**Work task:** Show each line of the data below in which "with" occurs.

**Dataset records:**
↓↓↓
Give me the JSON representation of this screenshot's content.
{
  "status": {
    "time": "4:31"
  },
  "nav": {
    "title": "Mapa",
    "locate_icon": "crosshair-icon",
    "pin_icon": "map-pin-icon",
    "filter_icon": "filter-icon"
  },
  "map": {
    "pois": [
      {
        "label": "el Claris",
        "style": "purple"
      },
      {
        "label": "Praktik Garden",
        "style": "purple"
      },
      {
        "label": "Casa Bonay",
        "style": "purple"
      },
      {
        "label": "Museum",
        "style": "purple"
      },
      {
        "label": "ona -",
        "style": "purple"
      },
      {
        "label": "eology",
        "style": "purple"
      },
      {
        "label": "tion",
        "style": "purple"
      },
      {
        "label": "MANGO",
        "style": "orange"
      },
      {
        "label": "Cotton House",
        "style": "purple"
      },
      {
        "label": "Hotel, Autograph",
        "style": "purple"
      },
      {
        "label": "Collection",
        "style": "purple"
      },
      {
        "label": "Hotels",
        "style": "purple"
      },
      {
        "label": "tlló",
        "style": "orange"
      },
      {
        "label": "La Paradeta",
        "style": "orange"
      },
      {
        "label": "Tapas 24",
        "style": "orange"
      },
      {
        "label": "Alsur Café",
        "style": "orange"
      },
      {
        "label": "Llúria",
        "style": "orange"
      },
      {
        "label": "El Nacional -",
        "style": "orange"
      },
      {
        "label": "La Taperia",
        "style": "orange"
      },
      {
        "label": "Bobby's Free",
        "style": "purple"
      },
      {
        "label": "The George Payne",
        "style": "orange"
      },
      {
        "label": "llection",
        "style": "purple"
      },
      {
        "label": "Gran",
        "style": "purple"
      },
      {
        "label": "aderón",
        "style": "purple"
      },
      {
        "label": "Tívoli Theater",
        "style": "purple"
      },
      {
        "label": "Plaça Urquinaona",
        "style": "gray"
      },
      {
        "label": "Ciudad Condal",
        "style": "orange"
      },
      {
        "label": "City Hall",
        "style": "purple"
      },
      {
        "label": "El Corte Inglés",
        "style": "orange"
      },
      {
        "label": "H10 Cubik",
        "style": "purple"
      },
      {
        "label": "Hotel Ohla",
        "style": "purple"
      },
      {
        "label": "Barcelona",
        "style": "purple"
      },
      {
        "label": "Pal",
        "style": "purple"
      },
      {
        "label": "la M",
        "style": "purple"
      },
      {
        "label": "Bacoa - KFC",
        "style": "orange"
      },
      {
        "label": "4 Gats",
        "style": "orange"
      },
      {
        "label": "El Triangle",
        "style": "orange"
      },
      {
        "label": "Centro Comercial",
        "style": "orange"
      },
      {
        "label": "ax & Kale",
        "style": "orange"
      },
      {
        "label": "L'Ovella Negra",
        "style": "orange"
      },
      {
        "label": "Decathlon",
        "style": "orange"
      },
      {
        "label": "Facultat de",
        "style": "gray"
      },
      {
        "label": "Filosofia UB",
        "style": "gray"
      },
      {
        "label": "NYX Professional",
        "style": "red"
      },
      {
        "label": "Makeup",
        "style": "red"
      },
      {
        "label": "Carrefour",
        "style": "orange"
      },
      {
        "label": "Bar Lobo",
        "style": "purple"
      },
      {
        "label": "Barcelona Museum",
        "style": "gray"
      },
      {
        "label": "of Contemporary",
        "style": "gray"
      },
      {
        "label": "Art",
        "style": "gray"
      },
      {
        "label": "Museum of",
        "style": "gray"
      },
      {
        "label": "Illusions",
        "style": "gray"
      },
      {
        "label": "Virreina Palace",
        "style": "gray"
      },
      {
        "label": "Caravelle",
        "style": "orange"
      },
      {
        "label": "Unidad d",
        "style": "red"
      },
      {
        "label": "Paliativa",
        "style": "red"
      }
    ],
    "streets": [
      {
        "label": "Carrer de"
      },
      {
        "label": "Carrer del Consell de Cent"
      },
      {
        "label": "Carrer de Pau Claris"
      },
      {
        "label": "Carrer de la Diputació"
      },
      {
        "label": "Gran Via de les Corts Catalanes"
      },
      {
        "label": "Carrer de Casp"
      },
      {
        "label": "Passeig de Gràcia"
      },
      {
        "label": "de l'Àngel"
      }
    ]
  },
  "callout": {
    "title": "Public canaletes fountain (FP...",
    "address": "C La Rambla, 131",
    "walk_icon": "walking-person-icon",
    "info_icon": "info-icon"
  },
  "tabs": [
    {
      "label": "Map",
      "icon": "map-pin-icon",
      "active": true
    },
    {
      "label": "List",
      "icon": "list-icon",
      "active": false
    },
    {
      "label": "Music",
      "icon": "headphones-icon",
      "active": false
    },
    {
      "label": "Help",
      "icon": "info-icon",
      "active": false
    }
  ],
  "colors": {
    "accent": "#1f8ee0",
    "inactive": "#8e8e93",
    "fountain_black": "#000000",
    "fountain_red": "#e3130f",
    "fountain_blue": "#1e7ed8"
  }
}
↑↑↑
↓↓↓
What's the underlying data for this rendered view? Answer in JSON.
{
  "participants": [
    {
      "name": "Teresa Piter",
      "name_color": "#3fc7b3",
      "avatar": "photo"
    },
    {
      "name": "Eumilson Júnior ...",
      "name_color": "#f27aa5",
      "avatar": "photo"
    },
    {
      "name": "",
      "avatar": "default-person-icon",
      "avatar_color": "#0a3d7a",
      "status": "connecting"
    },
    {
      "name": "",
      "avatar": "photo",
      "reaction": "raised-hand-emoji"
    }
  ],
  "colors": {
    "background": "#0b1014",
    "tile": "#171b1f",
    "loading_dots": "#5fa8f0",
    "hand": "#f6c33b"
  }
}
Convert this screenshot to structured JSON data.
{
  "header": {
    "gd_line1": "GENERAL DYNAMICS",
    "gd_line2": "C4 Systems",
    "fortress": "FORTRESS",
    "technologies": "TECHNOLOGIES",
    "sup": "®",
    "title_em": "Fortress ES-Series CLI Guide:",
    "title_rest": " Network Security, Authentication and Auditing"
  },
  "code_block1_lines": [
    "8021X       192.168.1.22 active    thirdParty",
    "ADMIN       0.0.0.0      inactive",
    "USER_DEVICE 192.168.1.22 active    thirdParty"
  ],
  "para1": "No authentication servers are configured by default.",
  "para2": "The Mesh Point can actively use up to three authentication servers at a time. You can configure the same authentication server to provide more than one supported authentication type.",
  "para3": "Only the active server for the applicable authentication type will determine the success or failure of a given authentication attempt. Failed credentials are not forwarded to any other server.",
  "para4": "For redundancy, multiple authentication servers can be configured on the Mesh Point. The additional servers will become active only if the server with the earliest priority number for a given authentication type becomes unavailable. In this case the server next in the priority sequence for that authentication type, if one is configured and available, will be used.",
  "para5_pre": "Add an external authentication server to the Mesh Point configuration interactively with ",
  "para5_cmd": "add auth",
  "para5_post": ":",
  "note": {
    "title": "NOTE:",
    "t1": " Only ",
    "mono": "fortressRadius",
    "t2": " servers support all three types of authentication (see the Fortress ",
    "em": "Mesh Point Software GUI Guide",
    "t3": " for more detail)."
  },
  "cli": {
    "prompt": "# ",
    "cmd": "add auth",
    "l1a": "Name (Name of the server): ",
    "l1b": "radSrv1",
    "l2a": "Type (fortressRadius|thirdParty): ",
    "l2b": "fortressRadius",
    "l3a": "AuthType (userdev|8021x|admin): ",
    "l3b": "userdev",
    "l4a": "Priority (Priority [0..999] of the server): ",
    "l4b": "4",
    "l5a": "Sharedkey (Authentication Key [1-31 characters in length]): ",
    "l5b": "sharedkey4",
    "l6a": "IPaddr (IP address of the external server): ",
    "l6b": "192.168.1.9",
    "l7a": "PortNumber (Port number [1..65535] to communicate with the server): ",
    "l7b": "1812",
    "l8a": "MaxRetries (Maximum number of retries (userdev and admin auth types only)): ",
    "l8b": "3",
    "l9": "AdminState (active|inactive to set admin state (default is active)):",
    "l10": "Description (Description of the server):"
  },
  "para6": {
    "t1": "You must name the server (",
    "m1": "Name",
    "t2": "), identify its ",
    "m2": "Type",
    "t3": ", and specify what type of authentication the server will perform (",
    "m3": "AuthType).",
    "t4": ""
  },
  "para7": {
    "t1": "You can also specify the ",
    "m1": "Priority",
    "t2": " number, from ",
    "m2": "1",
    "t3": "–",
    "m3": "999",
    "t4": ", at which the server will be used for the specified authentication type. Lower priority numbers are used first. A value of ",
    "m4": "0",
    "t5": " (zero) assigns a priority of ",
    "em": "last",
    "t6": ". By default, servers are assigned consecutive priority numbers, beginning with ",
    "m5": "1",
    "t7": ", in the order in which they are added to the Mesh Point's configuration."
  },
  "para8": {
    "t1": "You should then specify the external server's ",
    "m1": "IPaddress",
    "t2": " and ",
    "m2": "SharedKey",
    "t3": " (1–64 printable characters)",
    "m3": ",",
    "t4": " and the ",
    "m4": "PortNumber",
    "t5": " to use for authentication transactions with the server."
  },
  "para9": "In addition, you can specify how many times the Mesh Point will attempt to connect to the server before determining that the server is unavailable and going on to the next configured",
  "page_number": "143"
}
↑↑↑
**Response for this exercise:**
  "para4": "For redundancy, multiple authentication servers can be configured on the Mesh Point. The additional servers will become active only if the server with the earliest priority number for a given authentication type becomes unavailable. In this case the server next in the priority sequence for that authentication type, if one is configured and available, will be used.",
  "para5_pre": "Add an external authentication server to the Mesh Point configuration interactively with ",
    "l7a": "PortNumber (Port number [1..65535] to communicate with the server): ",
    "t6": ". By default, servers are assigned consecutive priority numbers, beginning with ",
    "t5": " to use for authentication transactions with the server."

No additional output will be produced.